Small helpers with big effects – part 3

Small helpers with big effects – part 3

Rear Traffic Alert, Volkswagen

Exiting parking spaces in reverse is a common everyday situation in road traffic. When reversing from perpendicular parking spaces, the driver often has a poor view. Another electronic helper from Volkswagen helps here: Rear Traffic Alert. There are radar sensors at the rear of the vehicle. They monitor the zone behind and on the sides of the vehicle to supplement the ultrasonic parking sensors. Rear Traffic Alert recognises what the driver cannot see from their seat.
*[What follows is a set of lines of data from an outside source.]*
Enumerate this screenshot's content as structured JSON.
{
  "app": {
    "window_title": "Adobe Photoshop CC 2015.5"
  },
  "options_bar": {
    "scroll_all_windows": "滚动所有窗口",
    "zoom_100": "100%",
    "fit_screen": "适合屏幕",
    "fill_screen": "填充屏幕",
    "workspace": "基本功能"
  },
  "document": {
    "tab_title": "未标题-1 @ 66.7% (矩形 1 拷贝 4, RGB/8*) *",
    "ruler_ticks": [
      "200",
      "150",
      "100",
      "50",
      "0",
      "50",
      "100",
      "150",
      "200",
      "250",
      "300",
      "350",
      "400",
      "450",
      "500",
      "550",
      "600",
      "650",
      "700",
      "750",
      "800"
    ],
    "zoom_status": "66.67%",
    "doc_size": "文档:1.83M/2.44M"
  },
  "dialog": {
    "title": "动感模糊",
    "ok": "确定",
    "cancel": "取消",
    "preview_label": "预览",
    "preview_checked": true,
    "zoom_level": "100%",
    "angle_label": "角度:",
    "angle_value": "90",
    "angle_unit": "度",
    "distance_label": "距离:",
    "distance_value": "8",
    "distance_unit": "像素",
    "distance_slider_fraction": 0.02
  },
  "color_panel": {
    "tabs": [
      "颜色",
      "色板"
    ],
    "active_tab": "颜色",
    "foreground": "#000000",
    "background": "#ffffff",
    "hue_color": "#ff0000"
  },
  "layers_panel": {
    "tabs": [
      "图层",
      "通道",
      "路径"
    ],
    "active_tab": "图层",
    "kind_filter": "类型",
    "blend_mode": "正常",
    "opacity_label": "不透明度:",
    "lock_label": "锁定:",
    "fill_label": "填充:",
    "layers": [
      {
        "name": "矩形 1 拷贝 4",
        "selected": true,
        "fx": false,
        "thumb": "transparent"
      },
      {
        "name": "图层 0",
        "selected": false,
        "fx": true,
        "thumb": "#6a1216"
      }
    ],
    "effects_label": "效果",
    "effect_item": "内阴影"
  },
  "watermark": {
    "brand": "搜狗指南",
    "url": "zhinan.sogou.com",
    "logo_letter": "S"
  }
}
If the system detects another vehicle approaching in cross traffic behind the car, it warns the driver preventively of the hazardous situation. If the driver does not react, the system can automatically initiate a brake intervention. This avoids collision damages or at least reduce them.

Rear Traffic Alert is offered in combination with the Blind Spot Monitor

It not only assists the driver in parking but even more while driving on the road. Early on, in driving school, the glance over the shoulder is learned as a way to detect a vehicle approaching in the blind spot when changing lanes. Assisting in such situations, in which it may be difficult to get a good view, is the Blind Spot Monitor. Radar sensors at the rear of the car monitor the zone behind and adjacent to the Volkswagen. They are able to detect vehicles within a range of 20 metres within system limits. The Blind Spot Monitor is already active from a speed of 15 km/h, and it can inform the driver of another vehicle or object in the warning zone via an indicator LED in the exterior mirror.

The system alerts the driver of the potential hazard by activating a constant light in the relevant exterior mirror. If the driver activates the turn indicator despite the warning, the LED on that side begins to flash at a higher light intensity to call the driver’s attention to the critical situation.

In conjunction with the optional Lane Assist, the system also reacts with a gentle countersteering pulse and vibration of the steering wheel to further boost the driver’s awareness. It may countersteer continuously and gently, depending on the specific vehicle. Drivers can “override” Lane Assist at any time by applying just a little force to the steering wheel. And they are not relieved of their responsibility for intentional control of the vehicle.

At a glance – the development of assistance systems for parking

1997 – First park distance control system with four ultrasonic sensors in the rear bumper

2005 – Park distance control, front and rear

2006 – World’s first parking assistant (Park Assist)

2008 – First use of Rear View (Golf Mk 6; camera behind the hinged Volkswagen logo)

2010 – First use of ‘Area View’ area monitoring system; Optical Parking System (OPS); Park Assist 2.0

2012 – 360-degree OPS

2012 – Park Assist 2.0 with perpendicular parking

2014 – Rear Traffic Alert; Blind Spot Monitor; Area View, 2nd generation

2015 – Park Assist 3.0